Client: Museum of Science, Boston
Project: Natural Mysteries Intro
Challenge: Curating and Displaying Museum Collections pieces without being able to handle the items before the cases and mounts were made and installed
Role: Exhibit Designer

During the renovation, the museum decided to allocate the theater in the Natural Mysteries Gallery (which never really worked the way they had hoped) to the new Yawkey Gallery on the Charles River. This architectural change meant that the flow in the Natural Mysteries Gallery needed to change and our exhibits team needed to create a new Intro Area. This was exciting on many fronts- it was a way to clarify the purpose of the gallery (utilizing our extensive Natural History collections to talk about the many ways to classify), it was a way to refresh an aging exhibit, and it was a way to creatively display some of our beautiful collections!

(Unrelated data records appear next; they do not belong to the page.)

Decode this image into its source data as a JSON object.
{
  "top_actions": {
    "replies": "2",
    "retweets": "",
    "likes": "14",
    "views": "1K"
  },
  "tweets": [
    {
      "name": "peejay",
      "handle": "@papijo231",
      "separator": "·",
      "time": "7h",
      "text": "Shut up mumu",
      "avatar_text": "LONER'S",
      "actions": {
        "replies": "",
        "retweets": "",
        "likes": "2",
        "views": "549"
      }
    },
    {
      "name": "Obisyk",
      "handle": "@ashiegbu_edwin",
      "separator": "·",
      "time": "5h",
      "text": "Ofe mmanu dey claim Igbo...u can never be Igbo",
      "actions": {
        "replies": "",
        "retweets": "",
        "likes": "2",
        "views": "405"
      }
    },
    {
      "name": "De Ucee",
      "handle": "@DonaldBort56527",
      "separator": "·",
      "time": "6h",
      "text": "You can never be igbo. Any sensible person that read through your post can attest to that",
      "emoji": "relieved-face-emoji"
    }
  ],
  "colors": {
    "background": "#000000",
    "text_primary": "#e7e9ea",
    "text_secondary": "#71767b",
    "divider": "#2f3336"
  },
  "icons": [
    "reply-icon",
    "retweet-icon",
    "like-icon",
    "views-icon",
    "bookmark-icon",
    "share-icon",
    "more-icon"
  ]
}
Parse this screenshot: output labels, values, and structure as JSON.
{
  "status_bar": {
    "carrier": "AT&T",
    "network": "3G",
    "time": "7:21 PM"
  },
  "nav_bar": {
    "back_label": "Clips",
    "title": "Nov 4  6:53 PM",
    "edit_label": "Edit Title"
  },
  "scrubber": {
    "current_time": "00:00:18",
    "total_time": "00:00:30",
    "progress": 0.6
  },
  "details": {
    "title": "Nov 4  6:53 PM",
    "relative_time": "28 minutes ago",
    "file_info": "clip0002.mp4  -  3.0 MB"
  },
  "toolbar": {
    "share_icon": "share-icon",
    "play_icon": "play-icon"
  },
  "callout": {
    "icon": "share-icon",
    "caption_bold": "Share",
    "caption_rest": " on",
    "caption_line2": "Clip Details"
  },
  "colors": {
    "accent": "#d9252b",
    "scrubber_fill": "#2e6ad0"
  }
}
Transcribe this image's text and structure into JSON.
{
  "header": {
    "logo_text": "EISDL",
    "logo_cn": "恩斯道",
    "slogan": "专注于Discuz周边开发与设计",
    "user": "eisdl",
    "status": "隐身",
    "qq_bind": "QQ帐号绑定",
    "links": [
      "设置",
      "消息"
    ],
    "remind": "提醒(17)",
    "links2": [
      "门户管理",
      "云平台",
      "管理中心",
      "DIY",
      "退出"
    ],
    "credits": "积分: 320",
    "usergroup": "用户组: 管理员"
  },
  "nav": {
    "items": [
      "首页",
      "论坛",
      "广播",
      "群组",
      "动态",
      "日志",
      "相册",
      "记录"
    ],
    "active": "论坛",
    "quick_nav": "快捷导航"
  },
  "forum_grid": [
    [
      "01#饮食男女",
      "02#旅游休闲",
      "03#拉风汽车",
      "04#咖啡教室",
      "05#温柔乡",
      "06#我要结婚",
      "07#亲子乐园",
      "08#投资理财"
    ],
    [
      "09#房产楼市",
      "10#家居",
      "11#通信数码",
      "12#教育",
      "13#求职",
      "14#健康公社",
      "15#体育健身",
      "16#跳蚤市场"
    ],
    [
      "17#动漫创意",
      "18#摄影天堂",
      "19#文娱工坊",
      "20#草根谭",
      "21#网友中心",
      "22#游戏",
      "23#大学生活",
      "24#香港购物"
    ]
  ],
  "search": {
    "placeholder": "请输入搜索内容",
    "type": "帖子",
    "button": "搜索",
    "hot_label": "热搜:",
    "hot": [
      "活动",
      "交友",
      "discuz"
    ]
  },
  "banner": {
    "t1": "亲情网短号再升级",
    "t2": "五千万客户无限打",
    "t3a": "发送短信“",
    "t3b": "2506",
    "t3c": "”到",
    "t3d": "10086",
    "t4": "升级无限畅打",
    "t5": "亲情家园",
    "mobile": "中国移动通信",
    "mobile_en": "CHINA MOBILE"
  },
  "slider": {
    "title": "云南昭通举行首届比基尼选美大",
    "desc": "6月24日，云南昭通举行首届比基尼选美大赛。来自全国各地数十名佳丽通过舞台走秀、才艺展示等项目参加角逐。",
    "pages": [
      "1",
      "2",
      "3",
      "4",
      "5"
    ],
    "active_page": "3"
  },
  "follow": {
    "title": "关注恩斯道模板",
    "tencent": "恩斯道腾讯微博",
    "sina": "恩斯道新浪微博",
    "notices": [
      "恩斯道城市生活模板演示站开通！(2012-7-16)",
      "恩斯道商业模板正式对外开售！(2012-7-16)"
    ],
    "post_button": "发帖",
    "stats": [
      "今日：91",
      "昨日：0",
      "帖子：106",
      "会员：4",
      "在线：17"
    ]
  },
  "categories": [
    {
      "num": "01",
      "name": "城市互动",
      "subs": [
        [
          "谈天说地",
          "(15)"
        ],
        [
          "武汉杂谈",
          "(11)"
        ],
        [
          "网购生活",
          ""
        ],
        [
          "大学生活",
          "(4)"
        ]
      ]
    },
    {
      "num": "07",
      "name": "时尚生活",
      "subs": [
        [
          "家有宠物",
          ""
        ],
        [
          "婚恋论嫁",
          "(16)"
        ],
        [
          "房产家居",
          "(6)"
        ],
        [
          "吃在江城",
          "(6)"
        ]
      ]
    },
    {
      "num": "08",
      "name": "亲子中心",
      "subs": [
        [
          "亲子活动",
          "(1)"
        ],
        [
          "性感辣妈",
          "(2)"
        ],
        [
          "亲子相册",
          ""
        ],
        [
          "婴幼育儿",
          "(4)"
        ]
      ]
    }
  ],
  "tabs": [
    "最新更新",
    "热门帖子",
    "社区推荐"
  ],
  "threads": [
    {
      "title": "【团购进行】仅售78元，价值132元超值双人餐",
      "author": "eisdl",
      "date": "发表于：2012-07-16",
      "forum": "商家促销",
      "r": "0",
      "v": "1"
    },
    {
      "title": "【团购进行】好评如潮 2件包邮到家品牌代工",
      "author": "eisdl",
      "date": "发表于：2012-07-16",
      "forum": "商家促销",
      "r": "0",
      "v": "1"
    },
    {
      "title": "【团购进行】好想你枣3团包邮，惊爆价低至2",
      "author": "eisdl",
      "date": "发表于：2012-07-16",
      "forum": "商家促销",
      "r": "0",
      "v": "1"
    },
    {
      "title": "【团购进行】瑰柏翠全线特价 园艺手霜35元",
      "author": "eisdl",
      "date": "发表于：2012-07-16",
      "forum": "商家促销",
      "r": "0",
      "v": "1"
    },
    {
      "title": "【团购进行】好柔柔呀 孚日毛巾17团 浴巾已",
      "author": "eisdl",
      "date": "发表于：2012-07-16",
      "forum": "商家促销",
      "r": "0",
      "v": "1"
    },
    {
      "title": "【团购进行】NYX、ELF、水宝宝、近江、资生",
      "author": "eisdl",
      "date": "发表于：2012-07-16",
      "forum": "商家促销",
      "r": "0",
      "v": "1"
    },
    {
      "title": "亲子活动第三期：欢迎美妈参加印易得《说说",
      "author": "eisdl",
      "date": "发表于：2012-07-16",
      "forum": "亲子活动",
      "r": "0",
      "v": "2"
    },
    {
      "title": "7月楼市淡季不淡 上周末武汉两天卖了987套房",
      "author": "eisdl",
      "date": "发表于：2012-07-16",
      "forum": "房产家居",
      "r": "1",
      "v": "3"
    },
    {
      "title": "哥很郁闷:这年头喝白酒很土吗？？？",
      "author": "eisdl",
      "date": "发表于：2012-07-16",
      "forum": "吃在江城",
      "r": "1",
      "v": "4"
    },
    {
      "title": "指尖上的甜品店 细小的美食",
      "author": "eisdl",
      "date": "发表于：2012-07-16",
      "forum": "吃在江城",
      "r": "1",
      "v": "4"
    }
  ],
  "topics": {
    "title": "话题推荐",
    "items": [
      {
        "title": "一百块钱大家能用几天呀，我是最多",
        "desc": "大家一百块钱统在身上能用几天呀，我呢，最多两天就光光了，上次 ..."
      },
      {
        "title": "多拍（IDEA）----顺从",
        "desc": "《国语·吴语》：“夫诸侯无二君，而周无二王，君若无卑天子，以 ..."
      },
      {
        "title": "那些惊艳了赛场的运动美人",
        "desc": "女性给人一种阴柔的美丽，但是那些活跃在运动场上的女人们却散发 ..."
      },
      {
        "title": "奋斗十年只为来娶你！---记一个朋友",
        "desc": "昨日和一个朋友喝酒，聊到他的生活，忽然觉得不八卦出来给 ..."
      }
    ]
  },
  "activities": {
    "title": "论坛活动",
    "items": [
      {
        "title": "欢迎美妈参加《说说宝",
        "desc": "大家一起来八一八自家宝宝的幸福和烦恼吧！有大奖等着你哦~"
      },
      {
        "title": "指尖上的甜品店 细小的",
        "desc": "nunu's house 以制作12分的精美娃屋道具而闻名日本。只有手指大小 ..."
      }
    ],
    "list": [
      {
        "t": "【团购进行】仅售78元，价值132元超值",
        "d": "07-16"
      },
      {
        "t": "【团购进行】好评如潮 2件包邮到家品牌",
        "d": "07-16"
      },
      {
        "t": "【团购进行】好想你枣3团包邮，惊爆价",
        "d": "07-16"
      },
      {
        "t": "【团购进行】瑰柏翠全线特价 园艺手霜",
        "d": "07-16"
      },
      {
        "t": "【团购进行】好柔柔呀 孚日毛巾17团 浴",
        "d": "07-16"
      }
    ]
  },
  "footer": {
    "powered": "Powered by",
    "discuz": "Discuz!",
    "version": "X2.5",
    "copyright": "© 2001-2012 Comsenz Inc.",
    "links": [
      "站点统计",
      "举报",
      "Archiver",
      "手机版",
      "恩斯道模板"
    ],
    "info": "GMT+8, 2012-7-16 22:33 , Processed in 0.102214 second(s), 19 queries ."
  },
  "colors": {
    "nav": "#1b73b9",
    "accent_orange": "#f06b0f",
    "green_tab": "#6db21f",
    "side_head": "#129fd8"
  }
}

My inspiration for the design was classic Natural History casework where museum collections items became the focal point of the space. After our collections team and content developers identified around 50 artifacts that could be displayed in these cases, I spent countless hours taking photographs, measuring (from afar), and printing out full-scale images of each artifact to figure out how to arrange each case. This exercise helped us edit the list down to the final artifact selections. I then had to design and have custom floating shelving and mounts fabricated that would gradually increase in depth through the cases so that the interior lighting could beautifully illuminate the collections items. After all of the planning and fabrication, we spent a day on each case staging the artifacts and mounts on a tabletop to determine the final locations of each mount and shelf.

The Geology and Botany cases went smoothly with very little changes, but the Zoology case almost gave me a heart attack! In the original plan, the Opossum was supposed to sit in the middle of the case, but when we staged it, the Opossum shelf was so deep that it cut off all of the light to the bottom of the case. There was no question that the Opossum had to sit at the base of the case. This resulted in my having to jockey around the rest of the zoology collections and mounts so that the light was not impeded. I cannot say that I’m 100% happy with this case to this day- there are still some artifact locations that I would adjust if I could- but I made the best decisions that I could at the time with the resources at hand.

What I loved about this project was the extent of which I had to work with collections items- learning about mounting and protecting these items, finding out how to best display them, and making all of these decisions without being able to touch or get less than 6” from the artifacts myself.